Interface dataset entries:
####################

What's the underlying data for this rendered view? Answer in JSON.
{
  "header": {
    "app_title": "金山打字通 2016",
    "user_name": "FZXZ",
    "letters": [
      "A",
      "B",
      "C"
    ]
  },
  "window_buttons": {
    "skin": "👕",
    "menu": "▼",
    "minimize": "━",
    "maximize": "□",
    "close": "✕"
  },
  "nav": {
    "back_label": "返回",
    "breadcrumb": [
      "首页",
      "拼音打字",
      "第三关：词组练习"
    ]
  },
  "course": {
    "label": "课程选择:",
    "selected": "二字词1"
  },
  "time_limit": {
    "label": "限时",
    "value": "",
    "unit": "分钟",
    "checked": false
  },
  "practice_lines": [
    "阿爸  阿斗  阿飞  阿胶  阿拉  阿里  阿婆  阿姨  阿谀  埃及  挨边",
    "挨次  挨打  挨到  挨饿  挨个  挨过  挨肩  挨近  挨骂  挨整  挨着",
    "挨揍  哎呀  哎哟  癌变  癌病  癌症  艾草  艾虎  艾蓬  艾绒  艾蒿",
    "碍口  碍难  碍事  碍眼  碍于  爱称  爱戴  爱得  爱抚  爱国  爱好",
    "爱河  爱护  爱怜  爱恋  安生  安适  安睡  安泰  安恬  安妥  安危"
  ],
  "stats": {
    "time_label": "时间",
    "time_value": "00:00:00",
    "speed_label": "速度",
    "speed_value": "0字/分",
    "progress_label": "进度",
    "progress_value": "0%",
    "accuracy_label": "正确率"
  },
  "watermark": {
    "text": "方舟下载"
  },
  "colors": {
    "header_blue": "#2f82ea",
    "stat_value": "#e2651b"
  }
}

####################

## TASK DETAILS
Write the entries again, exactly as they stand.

## RESULT OF THIS EXERCISE
What's the underlying data for this rendered view? Answer in JSON.
{
  "header": {
    "app_title": "金山打字通 2016",
    "user_name": "FZXZ",
    "letters": [
      "A",
      "B",
      "C"
    ]
  },
  "window_buttons": {
    "skin": "👕",
    "menu": "▼",
    "minimize": "━",
    "maximize": "□",
    "close": "✕"
  },
  "nav": {
    "back_label": "返回",
    "breadcrumb": [
      "首页",
      "拼音打字",
      "第三关：词组练习"
    ]
  },
  "course": {
    "label": "课程选择:",
    "selected": "二字词1"
  },
  "time_limit": {
    "label": "限时",
    "value": "",
    "unit": "分钟",
    "checked": false
  },
  "practice_lines": [
    "阿爸  阿斗  阿飞  阿胶  阿拉  阿里  阿婆  阿姨  阿谀  埃及  挨边",
    "挨次  挨打  挨到  挨饿  挨个  挨过  挨肩  挨近  挨骂  挨整  挨着",
    "挨揍  哎呀  哎哟  癌变  癌病  癌症  艾草  艾虎  艾蓬  艾绒  艾蒿",
    "碍口  碍难  碍事  碍眼  碍于  爱称  爱戴  爱得  爱抚  爱国  爱好",
    "爱河  爱护  爱怜  爱恋  安生  安适  安睡  安泰  安恬  安妥  安危"
  ],
  "stats": {
    "time_label": "时间",
    "time_value": "00:00:00",
    "speed_label": "速度",
    "speed_value": "0字/分",
    "progress_label": "进度",
    "progress_value": "0%",
    "accuracy_label": "正确率"
  },
  "watermark": {
    "text": "方舟下载"
  },
  "colors": {
    "header_blue": "#2f82ea",
    "stat_value": "#e2651b"
  }
}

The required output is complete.